AK: What I’m writing now is a story which takes place in two different time-frames – the 80s and the late 50s – and is very much a horror novel. My main character is a gay fifteen year old boy and horror buff (surprise) that lives in a small village with his disabled brother and mother. An old cinema – or picture house – is reopened which doesn’t sit well with the former proprietor. I always thought Ray Bradbury’s Something Wicked this Way Comes was magical and there are one or two nods to that in this. It’s difficult to explain the premise without giving too much of the plot away – lets just say there will be body horror, vicious bare-knuckle fights between women, another teenage boy who is a sadistic and sinister psychopath called Bill Gentle and my heroine is a young pregnant girl who gets swept up in the madness when Lee disappears. I really think gay characters are neglected in literature – other than Poppy Z Brite, Dennis Cooper, Scott Heim and more recently, the Irish writer Denis Kehoe. I’ve never felt satisfied or especially liked the gay characters I’ve encountered in any medium, they all seem a little cosy or friendly or campy or just too fucking nice. What ever happened to the glam, ghettoised waifs and thugs of Gore Vidal and John Rechy, those are the kind of characters who intrigue me – though the British Queer as Folk was excellent. So far the working title is The Widow’s Dark Theatre. Which I realise sounds like YA fiction, this it most certainly isn’t. What appealed to you about my submission, I nearly shit when you said you loved it?

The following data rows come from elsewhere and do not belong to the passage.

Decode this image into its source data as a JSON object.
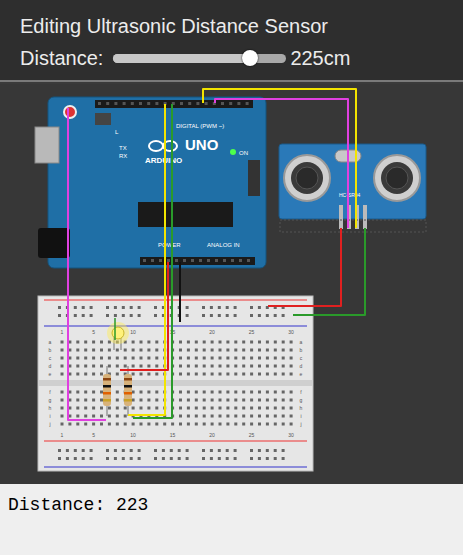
{
  "header": {
    "title": "Editing Ultrasonic Distance Sensor",
    "slider": {
      "label": "Distance:",
      "level": 0.79,
      "reading": "225cm"
    }
  },
  "circuit": {
    "arduino": {
      "brand": "ARDUINO",
      "model": "UNO",
      "digital_label": "DIGITAL (PWM ~)",
      "power_label": "POWER",
      "analog_label": "ANALOG IN",
      "on_label": "ON",
      "tx_label": "TX",
      "rx_label": "RX",
      "l_label": "L"
    },
    "sensor": {
      "label": "HC-SR04"
    },
    "led": {
      "on": true
    },
    "breadboard": {
      "columns": [
        "1",
        "5",
        "10",
        "15",
        "20",
        "25",
        "30"
      ],
      "rows_top": [
        "a",
        "b",
        "c",
        "d",
        "e"
      ],
      "rows_bottom": [
        "f",
        "g",
        "h",
        "i",
        "j"
      ]
    },
    "wires": [
      {
        "name": "trig",
        "color": "#f2e400"
      },
      {
        "name": "echo",
        "color": "#e040e0"
      },
      {
        "name": "sensor-gnd",
        "color": "#2a9a2a"
      },
      {
        "name": "sensor-vcc",
        "color": "#e02020"
      },
      {
        "name": "led-signal",
        "color": "#f2e400"
      },
      {
        "name": "reset-line",
        "color": "#e040e0"
      },
      {
        "name": "board-green",
        "color": "#2a9a2a"
      },
      {
        "name": "board-5v",
        "color": "#e02020"
      },
      {
        "name": "board-gnd",
        "color": "#111111"
      }
    ]
  },
  "serial_monitor": {
    "output": "Distance: 223"
  }
}
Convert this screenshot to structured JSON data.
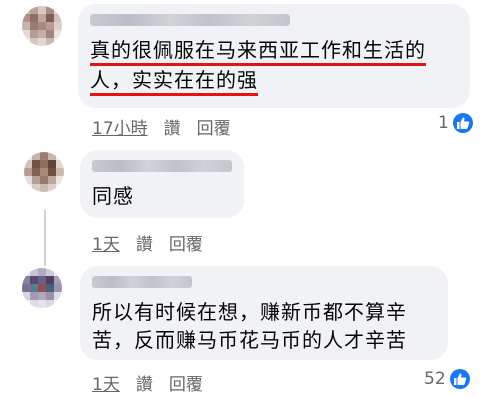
{
  "comments": [
    {
      "text_lines": [
        "真的很佩服在马来西亚工作和生活的",
        "人，实实在在的强"
      ],
      "time": "17小時",
      "like_label": "讚",
      "reply_label": "回覆",
      "reaction_count": "1"
    },
    {
      "text_lines": [
        "同感"
      ],
      "time": "1天",
      "like_label": "讚",
      "reply_label": "回覆",
      "reaction_count": ""
    },
    {
      "text_lines": [
        "所以有时候在想，赚新币都不算辛",
        "苦，反而赚马币花马币的人才辛苦"
      ],
      "time": "1天",
      "like_label": "讚",
      "reply_label": "回覆",
      "reaction_count": "52"
    }
  ],
  "colors": {
    "bubble": "#f0f2f5",
    "meta_text": "#65676b",
    "underline": "#e21414",
    "like": "#1877f2"
  },
  "icons": {
    "reaction": "thumbs-up-icon"
  }
}
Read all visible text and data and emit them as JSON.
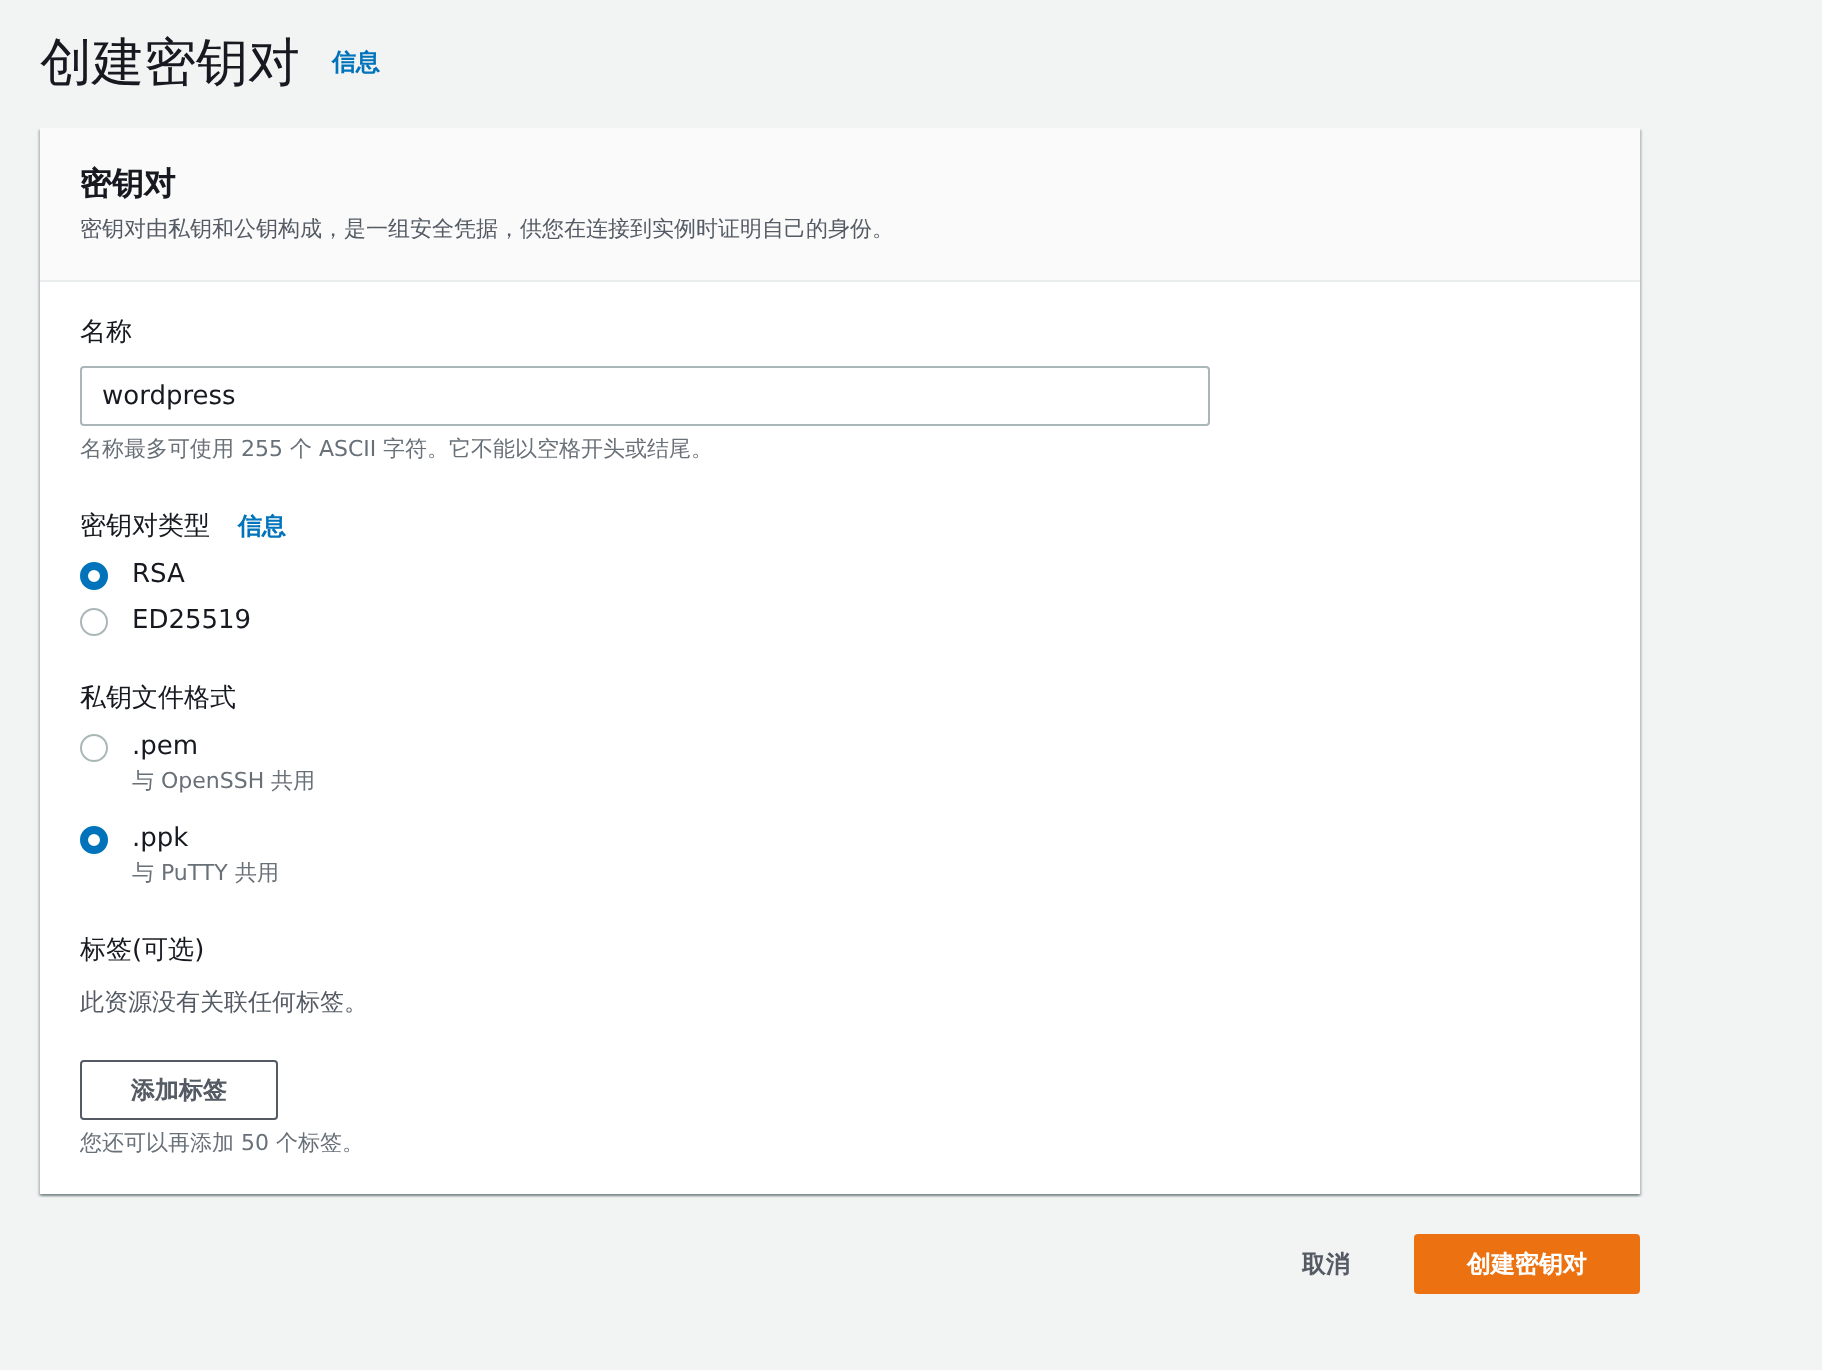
{
  "page": {
    "title": "创建密钥对",
    "info_link": "信息"
  },
  "card": {
    "title": "密钥对",
    "description": "密钥对由私钥和公钥构成，是一组安全凭据，供您在连接到实例时证明自己的身份。"
  },
  "name_field": {
    "label": "名称",
    "value": "wordpress",
    "hint": "名称最多可使用 255 个 ASCII 字符。它不能以空格开头或结尾。"
  },
  "key_type": {
    "label": "密钥对类型",
    "info_link": "信息",
    "options": [
      {
        "label": "RSA",
        "selected": true
      },
      {
        "label": "ED25519",
        "selected": false
      }
    ]
  },
  "file_format": {
    "label": "私钥文件格式",
    "options": [
      {
        "label": ".pem",
        "description": "与 OpenSSH 共用",
        "selected": false
      },
      {
        "label": ".ppk",
        "description": "与 PuTTY 共用",
        "selected": true
      }
    ]
  },
  "tags": {
    "label": "标签(可选)",
    "empty_text": "此资源没有关联任何标签。",
    "add_button": "添加标签",
    "hint": "您还可以再添加 50 个标签。"
  },
  "footer": {
    "cancel": "取消",
    "submit": "创建密钥对"
  }
}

DH: I liked the fact that you came up with some fucked up transgendered horror chestnut. Even though it was not at all what I was looking for, I liked the fact that you thought outside of the box yet come up with something we could surely use. Strong female character’s, pulpy feel, 80s slasher flavour: job’s a good’un. It really was like nothing I have ever read before and was awful fun getting the Indepenpress Publishing’s editing lot to go through and watch the looks on their faces. Alan, what are your opinions on eBooks and digital publishing?

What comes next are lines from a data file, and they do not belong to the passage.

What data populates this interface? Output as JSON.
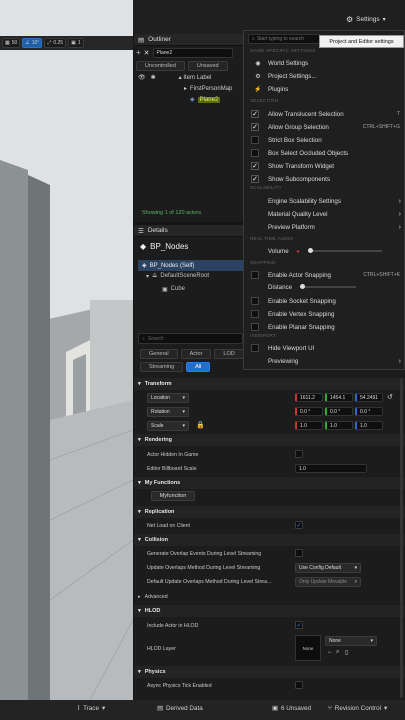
{
  "topbar": {
    "settings_label": "Settings",
    "tooltip": "Project and Editor settings"
  },
  "viewport": {
    "chips": [
      "50",
      "10°",
      "0.25",
      "1"
    ]
  },
  "outliner": {
    "title": "Outliner",
    "search_value": "Plane2",
    "filters": [
      "Uncontrolled",
      "Unsaved"
    ],
    "column_label": "Item Label",
    "tree": [
      "FirstPersonMap",
      "Plane2"
    ],
    "showing": "Showing 1 of 120 actors"
  },
  "details": {
    "title": "Details",
    "actor_name": "BP_Nodes",
    "components": [
      "BP_Nodes (Self)",
      "DefaultSceneRoot",
      "Cube"
    ],
    "search_placeholder": "Search",
    "filter_tabs": [
      "General",
      "Actor",
      "LOD",
      "Streaming",
      "All"
    ],
    "sections": {
      "transform": "Transform",
      "rendering": "Rendering",
      "functions": "My Functions",
      "replication": "Replication",
      "collision": "Collision",
      "advanced": "Advanced",
      "hlod": "HLOD",
      "physics": "Physics"
    },
    "transform": {
      "location_label": "Location",
      "rotation_label": "Rotation",
      "scale_label": "Scale",
      "location": [
        "1611.2",
        "1454.1",
        "54.2491"
      ],
      "rotation": [
        "0.0 °",
        "0.0 °",
        "0.0 °"
      ],
      "scale": [
        "1.0",
        "1.0",
        "1.0"
      ]
    },
    "rendering": {
      "actor_hidden": "Actor Hidden In Game",
      "billboard": "Editor Billboard Scale",
      "billboard_value": "1.0"
    },
    "my_function": "Myfunction",
    "net_load": "Net Load on Client",
    "collision": {
      "overlap_events": "Generate Overlap Events During Level Streaming",
      "update_overlaps": "Update Overlaps Method During Level Streaming",
      "update_overlaps_value": "Use Config Default",
      "default_update": "Default Update Overlaps Method During Level Strea...",
      "default_update_value": "Only Update Movable"
    },
    "hlod": {
      "include": "Include Actor in HLOD",
      "layer": "HLOD Layer",
      "layer_thumb": "None",
      "layer_value": "None"
    },
    "physics": {
      "async": "Async Physics Tick Enabled"
    }
  },
  "menu": {
    "search_placeholder": "Start typing to search",
    "headers": {
      "game": "GAME SPECIFIC SETTINGS",
      "selection": "SELECTION",
      "scalability": "SCALABILITY",
      "realtime": "REAL TIME AUDIO",
      "snapping": "SNAPPING",
      "viewport": "VIEWPORT"
    },
    "game_items": [
      "World Settings",
      "Project Settings...",
      "Plugins"
    ],
    "selection_items": [
      {
        "label": "Allow Translucent Selection",
        "shortcut": "T",
        "checked": true
      },
      {
        "label": "Allow Group Selection",
        "shortcut": "CTRL+SHIFT+G",
        "checked": true
      },
      {
        "label": "Strict Box Selection",
        "shortcut": "",
        "checked": false
      },
      {
        "label": "Box Select Occluded Objects",
        "shortcut": "",
        "checked": false
      },
      {
        "label": "Show Transform Widget",
        "shortcut": "",
        "checked": true
      },
      {
        "label": "Show Subcomponents",
        "shortcut": "",
        "checked": true
      }
    ],
    "scalability_items": [
      "Engine Scalability Settings",
      "Material Quality Level",
      "Preview Platform"
    ],
    "volume_label": "Volume",
    "snapping_items": [
      {
        "label": "Enable Actor Snapping",
        "shortcut": "CTRL+SHIFT+K",
        "checked": false
      },
      {
        "label": "Enable Socket Snapping",
        "shortcut": "",
        "checked": false
      },
      {
        "label": "Enable Vertex Snapping",
        "shortcut": "",
        "checked": false
      },
      {
        "label": "Enable Planar Snapping",
        "shortcut": "",
        "checked": false
      }
    ],
    "distance_label": "Distance",
    "viewport_items": [
      "Hide Viewport UI",
      "Previewing"
    ]
  },
  "statusbar": {
    "trace": "Trace",
    "derived": "Derived Data",
    "unsaved": "6 Unsaved",
    "revision": "Revision Control"
  },
  "colors": {
    "accent": "#2b8eff",
    "green": "#5bb86a"
  }
}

AK: I honestly prefer to hold a hardcopy in my hands. I love bookstores and libraries and you just can’t get the same type of feeling from reading something off a computer or one of those dreadful Star Trek devices as you do when you’re holding a book in your hands. I don’t even have a mobile phone – I flung it away moons ago. I don’t ever see myself fully embracing digital publishing and I’ve never read an eBook. Not that I have anything against those who do.
ABOUT THE AUTHORS

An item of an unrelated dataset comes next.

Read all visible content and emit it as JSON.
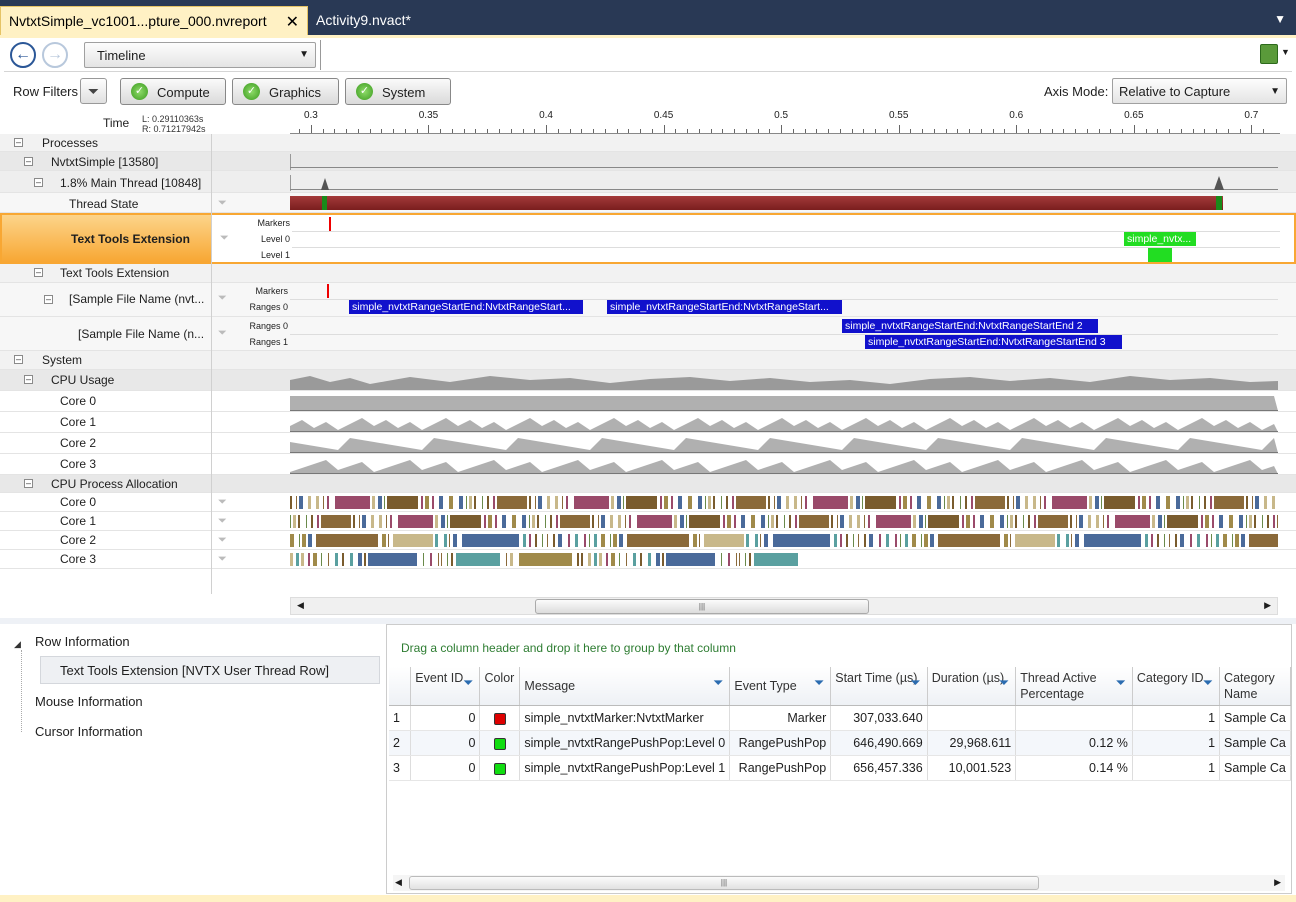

Danny Hogan was born and raised in London and spent most of his younger days playing bass for punk band, Gundog, and running a stall on Camden Market. He has also lived in France, running English pubs in Paris of all things. He is the author of The Windowlicker Maker and Killer Tease and resides in Brighton with a blonde, and two fat rats.
Alan Kelly is a journalist and author of Let Me Die a Woman, published by Pulp Press. If he looks hungover, he probably is.
First published in 3:AM Magazine: Saturday, May 1st, 2010.